By Eric Leister, AccuWeather meteorologist
August 5,2017, 9:45:52AM,EDT
Typhoon Noru will slowly cross southern and central Japan into Tuesday, unloading flooding rain and damaging winds.Despite weakening from its peak strength, residents and visitors across Japan should be rushing to complete preparations ahead of Noru.
Noru has already slammed the northern Ryukyu Islands with excessive rainfall and will continue to unleash damaging winds and flooding rain along its path.
Noru is currently the equivalent of a Category 1 hurricane in the Atlantic and East Pacific basins.
After churning nearly stationary south of Kyushu to start the weekend, the typhoon will slowly meander northeastward through Sunday. The heaviest rain and strongest winds will then shift from the northern Ryukyu Islands to southern Kyushu.
Residents should brace for widespread downed trees, power outages and some minor structural damage. An inundating storm surge will further endanger lives and property.
Noru will then crawl across Shikoku to western Honshu on Sunday night into Monday. On Tuesday, Noru is expected to be along central Honshu's coast with the Sea of Japan.
Interaction with the mountainous terrain will cause Noru to weaken as it crosses Japan. While that will lessen the risk of damaging winds, flooding rain will continue to be unloaded.
Japan Weather Center
Interactive Japan weather radar
South Korea Weather Center
Heavy rain on the magnitude of 150 to 300 mm (6 to 12 inches) will pour down from the northern Ryukyu Islands to west-central Honshu. Locally higher amounts are likely, especially in the mountains. Life-threatening flooding and mudslides are a serious concern.
Naze, located on Amami Ōshima Island, has been inundated with more than 600 mm (23 inches) of rain since Friday afternoon, local time.
"With this system coming across China Sunday and steering Noru northward, South Korea will likely be spared of Noru's dangerous impacts," AccuWeather Meteorologist Jordan Root said.
Around midweek, Noru is likely to spread its heavy rain and gusty winds over northern Japan or southeast Russia.

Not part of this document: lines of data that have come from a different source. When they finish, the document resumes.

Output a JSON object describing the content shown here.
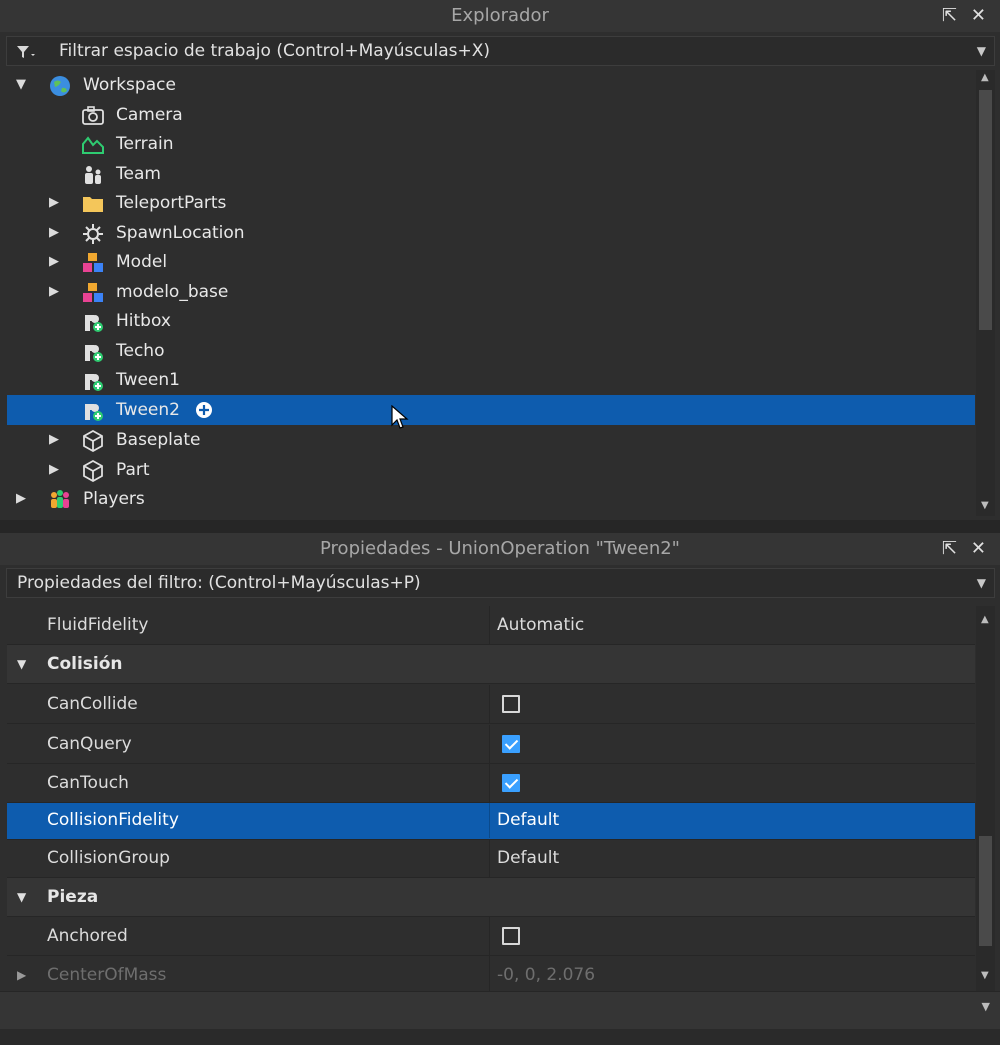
{
  "explorer": {
    "title": "Explorador",
    "filter_placeholder": "Filtrar espacio de trabajo (Control+Mayúsculas+X)",
    "items": [
      {
        "label": "Workspace",
        "icon": "globe-icon"
      },
      {
        "label": "Camera",
        "icon": "camera-icon"
      },
      {
        "label": "Terrain",
        "icon": "terrain-icon"
      },
      {
        "label": "Team",
        "icon": "team-icon"
      },
      {
        "label": "TeleportParts",
        "icon": "folder-icon"
      },
      {
        "label": "SpawnLocation",
        "icon": "spawn-icon"
      },
      {
        "label": "Model",
        "icon": "model-icon"
      },
      {
        "label": "modelo_base",
        "icon": "model-icon"
      },
      {
        "label": "Hitbox",
        "icon": "union-icon"
      },
      {
        "label": "Techo",
        "icon": "union-icon"
      },
      {
        "label": "Tween1",
        "icon": "union-icon"
      },
      {
        "label": "Tween2",
        "icon": "union-icon",
        "selected": true
      },
      {
        "label": "Baseplate",
        "icon": "part-icon"
      },
      {
        "label": "Part",
        "icon": "part-icon"
      },
      {
        "label": "Players",
        "icon": "players-icon"
      }
    ]
  },
  "properties": {
    "title": "Propiedades - UnionOperation \"Tween2\"",
    "filter_placeholder": "Propiedades del filtro: (Control+Mayúsculas+P)",
    "rows": [
      {
        "name": "FluidFidelity",
        "value": "Automatic"
      },
      {
        "name": "Colisión",
        "category": true
      },
      {
        "name": "CanCollide",
        "checked": false
      },
      {
        "name": "CanQuery",
        "checked": true
      },
      {
        "name": "CanTouch",
        "checked": true
      },
      {
        "name": "CollisionFidelity",
        "value": "Default",
        "selected": true
      },
      {
        "name": "CollisionGroup",
        "value": "Default"
      },
      {
        "name": "Pieza",
        "category": true
      },
      {
        "name": "Anchored",
        "checked": false
      },
      {
        "name": "CenterOfMass",
        "value": "-0, 0, 2.076"
      }
    ]
  },
  "colors": {
    "selection": "#0e5cae",
    "checkbox_checked": "#3aa0ff"
  }
}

"Noru will be in a weakened state at this point, but heavy rain and rough surf along the west coast of Japan can still occur," Root cautioned.
Noru has been on a long journey across the West Pacific. Noru formed on July 20, then reached super typhoon status and became the strongest tropical cyclone on the planet so far this year on July 30.